SAN DIEGO COUNTY, Calif. — The San Diego City Council voted unanimously Tuesday to approve allocating $12.8 million in federal coronavirus relief money to the city's small business relief fund.
On Monday, the council voted 8-1 to approve Mayor Kevin Faulconer's revised budget, including a $27 million increase in police funding.
The mayor held a briefing in which he touched on both of the council's votes.
The city fund launched March 27 and accepted applications from small businesses impacted by COVID-19 for three weeks. It received more than 10,000 applications, "far exceeding available funding," a city staff report said. The council had allocated $6.1 million on March 24 to be doled out in increments from $1,000 to $10,000 in grants, and forgivable or low- to zero- interest-rate loans to eligible small businesses for working capital.
San Diego has received $248.45 million from the federal Coronavirus Aid, Relief, and Economic Security Act, and $12.8 million of that money will go toward the fund.
To be eligible, a business must have fewer than 100 employees, be impacted financially by the COVID-19 pandemic and must be based in the city of San Diego.
As of Monday, the fund has given assistance to 273 businesses "with proven financial hardship" with an average staff of 7.2 full-time employees, city officials said.
Councilman Chris Cate said he appreciated the fund for helping to keep businesses open, but implored the city to have consideration for minority- owned businesses.
Counciwoman Vivian Moreno agreed, stating that of the 273 businesses to receive small business relief funds, fewer than 10 were in her district -- District 8. That district encapsulates Barrio Logan, Logan Heights, San Ysidro and other historically underserved neighborhoods.
The funding approved Tuesday is subject to veto from Mayor Faulconer.
In May, Faulconer proposed using $189 million in relief funds for COVID-19-related operational expenses such as personnel and supplies, $50 million to continue housing the homeless at the San Diego Convention Center and $5 million for child care services for essential workers.

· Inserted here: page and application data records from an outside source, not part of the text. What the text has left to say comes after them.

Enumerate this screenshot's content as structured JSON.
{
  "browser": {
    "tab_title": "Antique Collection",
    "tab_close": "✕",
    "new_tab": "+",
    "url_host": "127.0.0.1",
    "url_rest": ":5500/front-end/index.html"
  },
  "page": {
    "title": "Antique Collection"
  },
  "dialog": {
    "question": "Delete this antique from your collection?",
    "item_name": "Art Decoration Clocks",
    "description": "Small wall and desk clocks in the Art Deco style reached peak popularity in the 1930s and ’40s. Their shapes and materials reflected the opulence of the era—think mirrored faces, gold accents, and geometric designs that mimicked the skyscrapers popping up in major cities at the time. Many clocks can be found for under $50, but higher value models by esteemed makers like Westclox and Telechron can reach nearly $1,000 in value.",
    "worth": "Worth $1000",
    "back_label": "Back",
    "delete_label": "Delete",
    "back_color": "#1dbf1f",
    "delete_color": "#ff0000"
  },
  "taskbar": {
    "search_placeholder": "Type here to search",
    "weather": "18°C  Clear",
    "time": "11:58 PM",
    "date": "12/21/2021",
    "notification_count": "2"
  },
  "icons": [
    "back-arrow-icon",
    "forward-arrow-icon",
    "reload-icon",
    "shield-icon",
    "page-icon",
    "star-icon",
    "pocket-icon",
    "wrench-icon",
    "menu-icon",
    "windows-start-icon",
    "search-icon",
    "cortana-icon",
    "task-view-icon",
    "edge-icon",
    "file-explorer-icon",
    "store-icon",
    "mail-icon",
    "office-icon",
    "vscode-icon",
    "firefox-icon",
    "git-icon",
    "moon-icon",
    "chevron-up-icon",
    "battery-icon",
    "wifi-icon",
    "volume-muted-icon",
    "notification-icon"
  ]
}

"Child care, housing and employment are critical needs right now," Faulconer said at the time.